Girls were a big deal, weren’t they? Maybe even bigger than any of us realised at the time. It might just be me, but it feels like they’re becoming more and more fondly remembered as time goes by. Perversely, though, dissolving his brilliant band may prove to be the best thing Christopher Owens could have done to promulgate his artistic legacy, untethering himself to make whatever the hell kind of record he wants. Maybe the end of Girls will eventually prove to be a mere irrelevant administrative footnote, because the evidence made available to us so far suggests that the force of Owens’ creativity is so irresistible that he would have captured his world on wax in his own singular way regardless of whatever name heads up the LP sleeve.

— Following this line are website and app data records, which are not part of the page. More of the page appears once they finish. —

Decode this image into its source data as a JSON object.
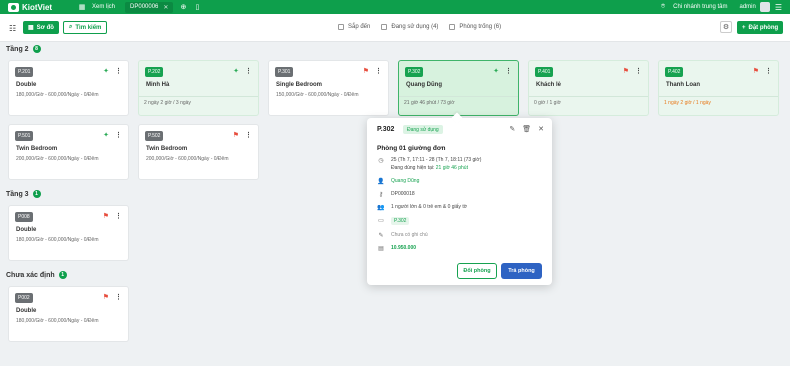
{
  "topbar": {
    "brand": "KiotViet",
    "tab_schedule": "Xem lịch",
    "tab_order": "DP000006",
    "branch": "Chi nhánh trung tâm",
    "user": "admin"
  },
  "toolbar": {
    "floor_plan_label": "Sơ đồ",
    "search_label": "Tìm kiếm",
    "filters": [
      {
        "label": "Sắp đến"
      },
      {
        "label": "Đang sử dụng (4)"
      },
      {
        "label": "Phòng trống (6)"
      }
    ],
    "book_label": "Đặt phòng"
  },
  "sections": [
    {
      "title": "Tầng 2",
      "count": "8"
    },
    {
      "title": "Tầng 3",
      "count": "1"
    },
    {
      "title": "Chưa xác định",
      "count": "1"
    }
  ],
  "rooms": [
    {
      "code": "P.201",
      "name": "Double",
      "price": "180,000/Giờ - 600,000/Ngày - 0/Đêm",
      "status": "",
      "state": "vacant",
      "clean": "clean"
    },
    {
      "code": "P.202",
      "name": "Minh Hà",
      "price": "",
      "status": "2 ngày 2 giờ / 3 ngày",
      "state": "occupied",
      "clean": "clean"
    },
    {
      "code": "P.301",
      "name": "Single Bedroom",
      "price": "150,000/Giờ - 600,000/Ngày - 0/Đêm",
      "status": "",
      "state": "vacant",
      "clean": "dirty"
    },
    {
      "code": "P.302",
      "name": "Quang Dũng",
      "price": "",
      "status": "21 giờ 46 phút / 73 giờ",
      "state": "selected",
      "clean": "clean"
    },
    {
      "code": "P.401",
      "name": "Khách lẻ",
      "price": "",
      "status": "0 giờ / 1 giờ",
      "state": "occupied",
      "clean": "dirty"
    },
    {
      "code": "P.402",
      "name": "Thanh Loan",
      "price": "",
      "status": "1 ngày 2 giờ / 1 ngày",
      "state": "occupied",
      "clean": "dirty",
      "warn": true
    },
    {
      "code": "P.501",
      "name": "Twin Bedroom",
      "price": "200,000/Giờ - 600,000/Ngày - 0/Đêm",
      "status": "",
      "state": "vacant",
      "clean": "clean"
    },
    {
      "code": "P.502",
      "name": "Twin Bedroom",
      "price": "200,000/Giờ - 600,000/Ngày - 0/Đêm",
      "status": "",
      "state": "vacant",
      "clean": "dirty"
    },
    {
      "code": "P008",
      "name": "Double",
      "price": "180,000/Giờ - 600,000/Ngày - 0/Đêm",
      "status": "",
      "state": "vacant",
      "clean": "dirty"
    },
    {
      "code": "P002",
      "name": "Double",
      "price": "180,000/Giờ - 600,000/Ngày - 0/Đêm",
      "status": "",
      "state": "vacant",
      "clean": "dirty"
    }
  ],
  "popover": {
    "room": "P.302",
    "status": "Đang sử dụng",
    "room_type": "Phòng 01 giường đơn",
    "dates": "25 (Th 7, 17:11 - 28 (Th 7, 18:11 (73 giờ)",
    "in_use_label": "Đang dùng hiện tại:",
    "in_use_value": "21 giờ 46 phút",
    "guest": "Quang Dũng",
    "booking_code": "DP000018",
    "occupants": "1 người lớn & 0 trẻ em & 0 giấy tờ",
    "room_tag": "P.302",
    "note": "Chưa có ghi chú",
    "amount": "10.950.000",
    "swap_label": "Đổi phòng",
    "pay_label": "Trả phòng"
  },
  "colors": {
    "brand": "#0e9f4c",
    "occupied": "#eaf6ee",
    "pay_button": "#2e63c3"
  },
  "icons": {
    "clean": "broom-sparkle-icon",
    "dirty": "broom-red-icon",
    "more": "more-vertical-icon"
  }
}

A New Testament comes to us with the tag of being Owens’ country album off the back of its singles ‘Never Wanna See That Look Again’ and ‘It Comes Back to You’. However, recent interviews suggest it could have just easily been his reggae album, or his show tunes album. Now that we’ve had a few albums to get used to his genre-hopping, both within the confines of Girls and without, it feels safe to say that the diversity of Owens’ work never feels forced or gimmicky. Even on his first album solo album, the unexpected flirtations with flutes and sax felt completely genuine. As a result, Lysandre proved to be just as important to his back catalog as any of his other work, when in less sincere hands it could easily have come across as some goofy sidestep to stubbornly assert his individuality.

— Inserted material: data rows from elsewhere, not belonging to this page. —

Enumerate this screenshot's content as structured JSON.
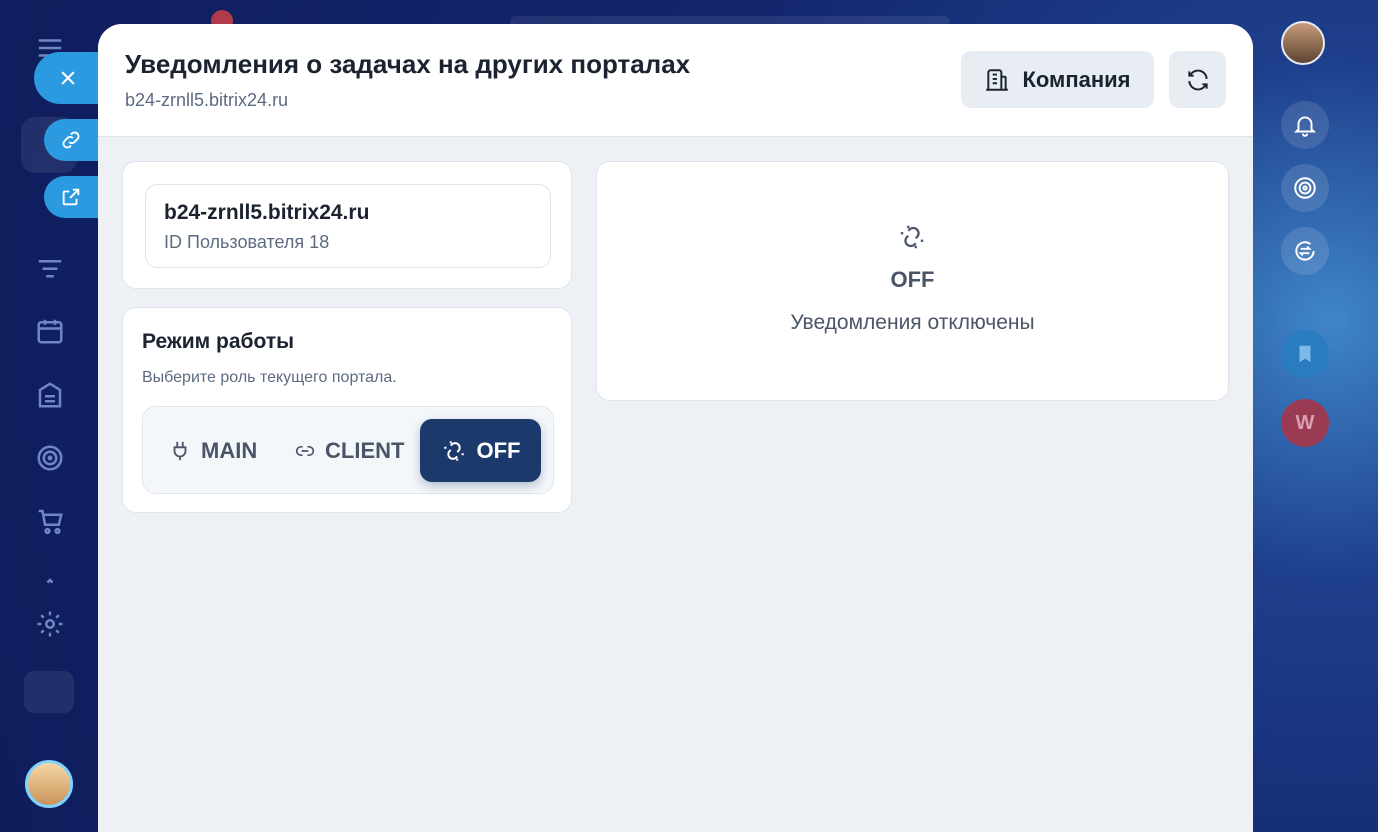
{
  "panel": {
    "title": "Уведомления о задачах на других порталах",
    "subtitle": "b24-zrnll5.bitrix24.ru",
    "company_button": "Компания"
  },
  "portal": {
    "name": "b24-zrnll5.bitrix24.ru",
    "user_id": "ID Пользователя 18"
  },
  "mode": {
    "title": "Режим работы",
    "description": "Выберите роль текущего портала.",
    "options": [
      "MAIN",
      "CLIENT",
      "OFF"
    ],
    "selected": "OFF"
  },
  "status": {
    "label": "OFF",
    "text": "Уведомления отключены"
  },
  "right_sidebar": {
    "w_avatar_letter": "W"
  },
  "colors": {
    "accent": "#1b3a6b",
    "float_button": "#2b9ae0",
    "panel_bg": "#edf1f6"
  }
}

It’s a similar story for A New Testament. Owens might have dabbled in the fashion world, but it's not as if he's just stuck a bunch of country songs on a record to match his new cowboy hat. It’s more that the cowboy hat he’s donning on the album cover happens to fit with the songs he’s chosen to commit to tape from his stockpile this time round. The style of the music feels like a completely natural means of expressing the emotions contained with this crop of songs. Just like the arrangements, Owens’ lyrics are frequently completely naked. It’s most obvious on ‘Stephen’, a truly gut-wrenching tale from his family history. The stories of Owens’ childhood in a religious cult whose reluctance to seek out a professional doctor probably cost his brother Stephen his life have been well-repeated, which means it’s tough to hear him sing "Just like an angel, he flew away / Gone from this Earth at two years of age" or "We were Children of God, but all that we wanted was our father’s love". It may not be an easy listen, but it’s still a definite high point not only in the context of this record, but also as far as his discography as a whole goes.

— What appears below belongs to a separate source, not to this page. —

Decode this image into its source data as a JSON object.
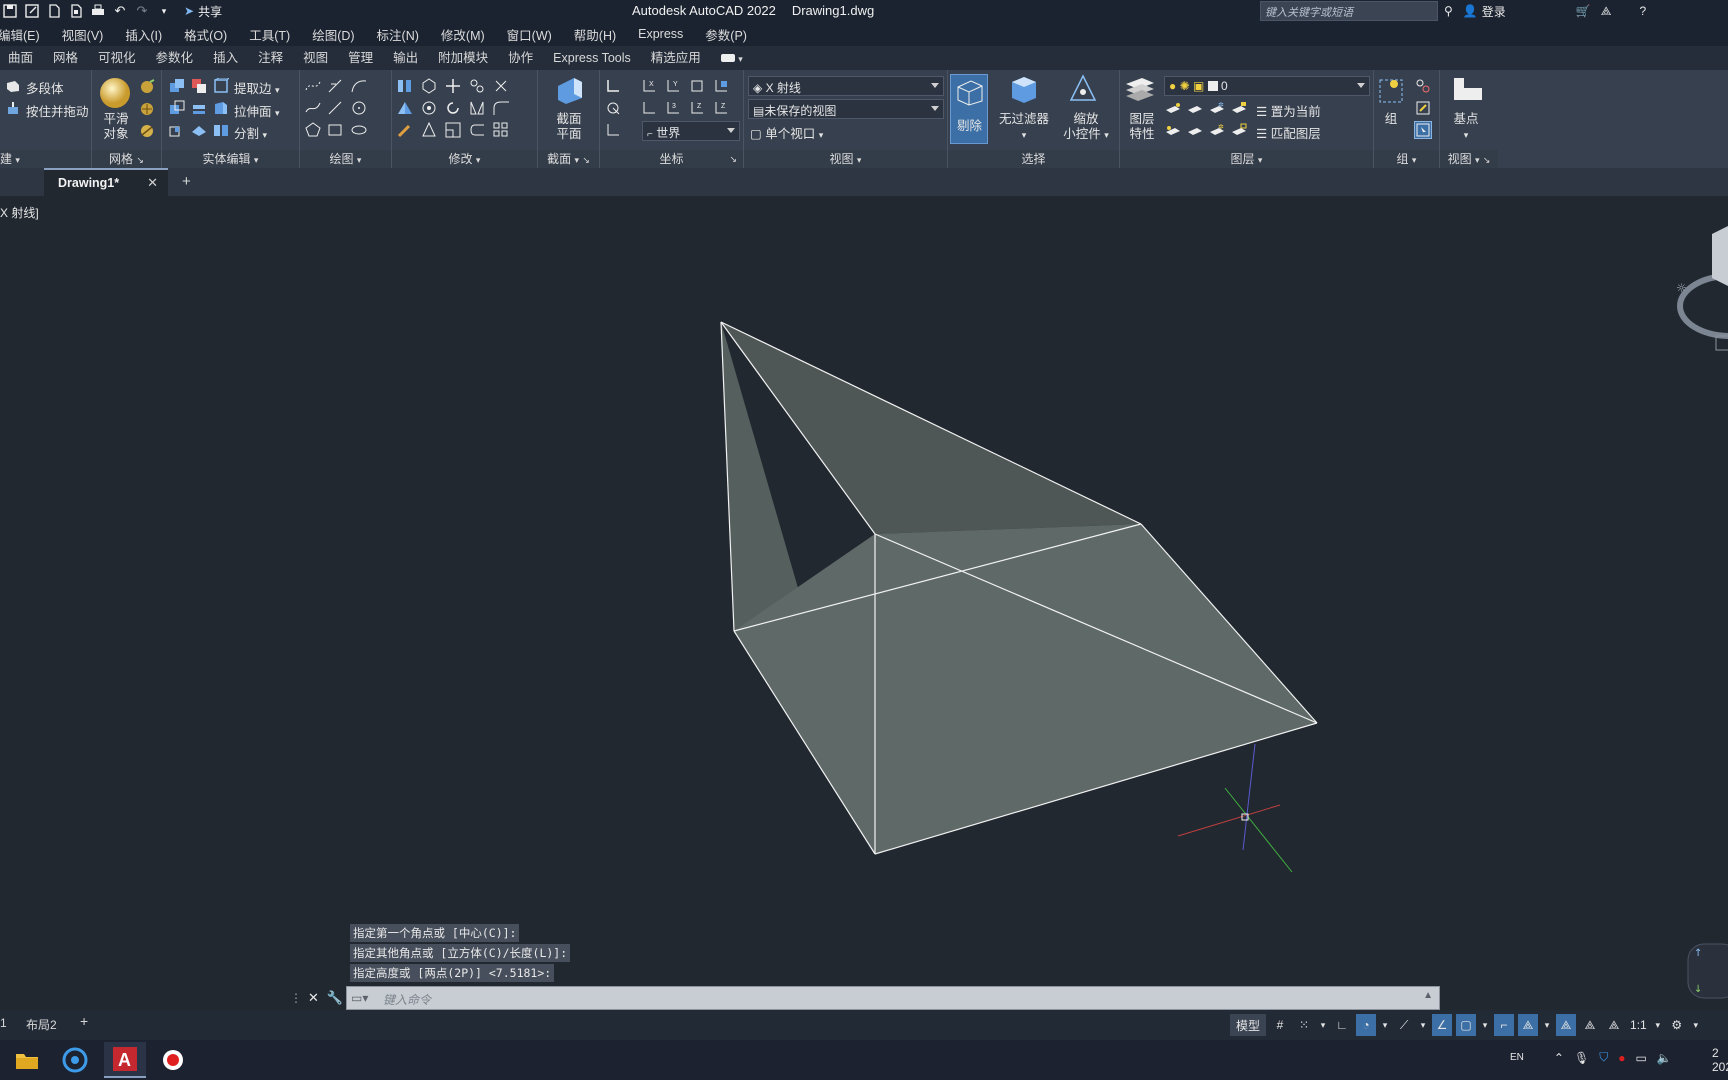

The unleashing of raw emotion is a dominant theme throughout the album, as you might probably expect, and it’s complemented beautifully by the gentle instrumental arrangements and splashes of gospel. However, there’s something in Owens’ delivery of all of these songs which exudes confidence which is at odds with the feelings expressed within them. You could say that he’s well and truly found his voice, and in a literal sense. While there were as many vocal styles as there were songs on Girls’ debut Album, as time has gone on, the honeyed croon which dominates A New Testament has gradually ensconced itself as the delivery you’d associate with Christopher Owens. It’s perhaps a mark of his growing assurance as a songwriter that he’s not precious about ceding control of the vocal, either, as he does on a number of occasions to his longtime collaborator Makeda Francisco here. As on Father, Son, Holy Ghost, her contribution augments the songs, perhaps less ostentatiously here, but in no less affecting a fashion.
As a whole, then, A New Testament is a fantastic record. It’s almost certainly the most consistent LP that Owens has released in either of his incarnations in terms of the quality of his songs as well as stylistically. If the world is just, then it should further enhance his reputation as one of the greats of our generation.
8Paul Brown's Score